## TASK
Return the records that follow unaltered. Omit every picture.
== PROVIDED DATA
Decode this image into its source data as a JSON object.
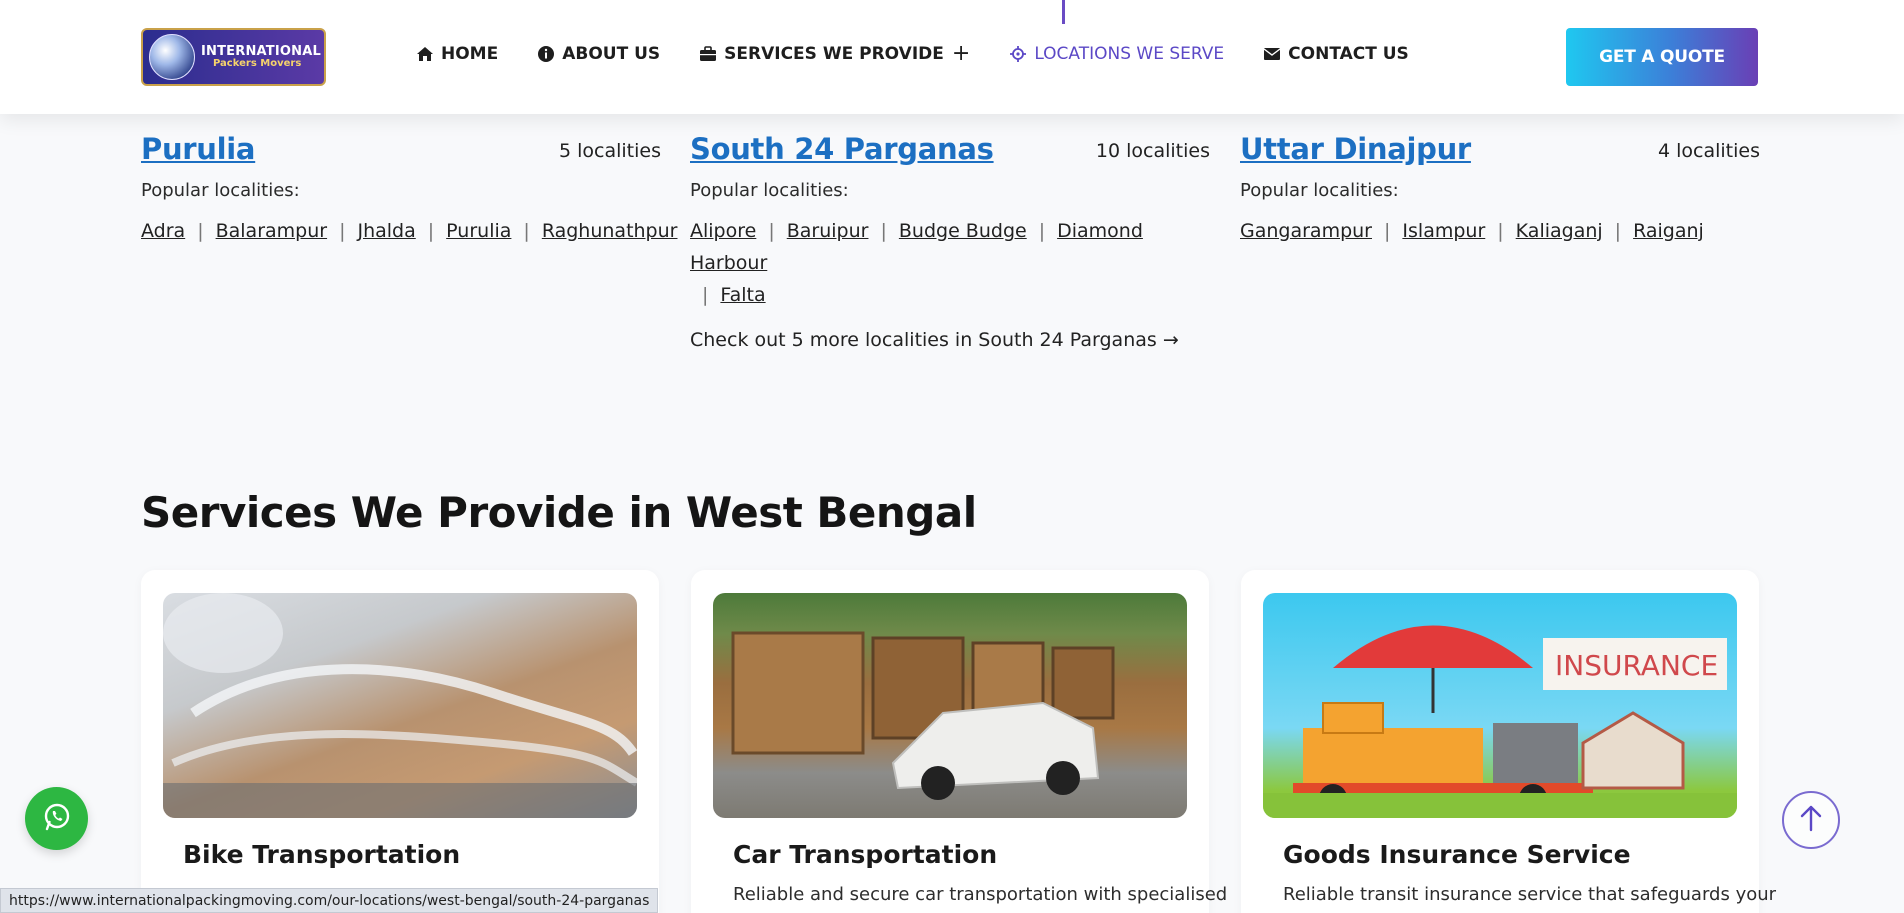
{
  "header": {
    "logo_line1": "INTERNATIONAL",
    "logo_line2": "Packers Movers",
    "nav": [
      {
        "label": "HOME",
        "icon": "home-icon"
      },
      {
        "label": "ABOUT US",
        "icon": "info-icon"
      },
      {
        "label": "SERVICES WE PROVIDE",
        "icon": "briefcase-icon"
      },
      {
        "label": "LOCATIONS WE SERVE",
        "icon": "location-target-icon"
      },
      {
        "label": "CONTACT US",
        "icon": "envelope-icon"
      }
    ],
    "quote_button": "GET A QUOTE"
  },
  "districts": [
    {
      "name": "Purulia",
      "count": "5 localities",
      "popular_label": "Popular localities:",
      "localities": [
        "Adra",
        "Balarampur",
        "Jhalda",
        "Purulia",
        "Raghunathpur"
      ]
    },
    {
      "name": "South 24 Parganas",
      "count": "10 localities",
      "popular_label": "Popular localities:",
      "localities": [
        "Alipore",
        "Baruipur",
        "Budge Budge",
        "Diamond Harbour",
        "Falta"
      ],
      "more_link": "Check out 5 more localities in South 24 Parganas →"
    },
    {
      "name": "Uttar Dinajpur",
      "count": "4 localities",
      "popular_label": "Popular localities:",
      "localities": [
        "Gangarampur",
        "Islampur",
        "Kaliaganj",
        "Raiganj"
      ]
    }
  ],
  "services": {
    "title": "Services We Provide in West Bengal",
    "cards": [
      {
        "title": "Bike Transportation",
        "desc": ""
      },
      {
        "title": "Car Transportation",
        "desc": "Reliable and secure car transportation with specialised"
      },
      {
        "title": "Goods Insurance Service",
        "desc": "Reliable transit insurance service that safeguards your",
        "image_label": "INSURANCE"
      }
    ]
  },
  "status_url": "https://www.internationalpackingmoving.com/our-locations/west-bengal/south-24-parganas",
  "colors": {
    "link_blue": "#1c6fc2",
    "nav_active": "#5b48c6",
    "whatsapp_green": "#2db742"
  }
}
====
## SOLUTION
Decode this image into its source data as a JSON object.
{
  "header": {
    "logo_line1": "INTERNATIONAL",
    "logo_line2": "Packers Movers",
    "nav": [
      {
        "label": "HOME",
        "icon": "home-icon"
      },
      {
        "label": "ABOUT US",
        "icon": "info-icon"
      },
      {
        "label": "SERVICES WE PROVIDE",
        "icon": "briefcase-icon"
      },
      {
        "label": "LOCATIONS WE SERVE",
        "icon": "location-target-icon"
      },
      {
        "label": "CONTACT US",
        "icon": "envelope-icon"
      }
    ],
    "quote_button": "GET A QUOTE"
  },
  "districts": [
    {
      "name": "Purulia",
      "count": "5 localities",
      "popular_label": "Popular localities:",
      "localities": [
        "Adra",
        "Balarampur",
        "Jhalda",
        "Purulia",
        "Raghunathpur"
      ]
    },
    {
      "name": "South 24 Parganas",
      "count": "10 localities",
      "popular_label": "Popular localities:",
      "localities": [
        "Alipore",
        "Baruipur",
        "Budge Budge",
        "Diamond Harbour",
        "Falta"
      ],
      "more_link": "Check out 5 more localities in South 24 Parganas →"
    },
    {
      "name": "Uttar Dinajpur",
      "count": "4 localities",
      "popular_label": "Popular localities:",
      "localities": [
        "Gangarampur",
        "Islampur",
        "Kaliaganj",
        "Raiganj"
      ]
    }
  ],
  "services": {
    "title": "Services We Provide in West Bengal",
    "cards": [
      {
        "title": "Bike Transportation",
        "desc": ""
      },
      {
        "title": "Car Transportation",
        "desc": "Reliable and secure car transportation with specialised"
      },
      {
        "title": "Goods Insurance Service",
        "desc": "Reliable transit insurance service that safeguards your",
        "image_label": "INSURANCE"
      }
    ]
  },
  "status_url": "https://www.internationalpackingmoving.com/our-locations/west-bengal/south-24-parganas",
  "colors": {
    "link_blue": "#1c6fc2",
    "nav_active": "#5b48c6",
    "whatsapp_green": "#2db742"
  }
}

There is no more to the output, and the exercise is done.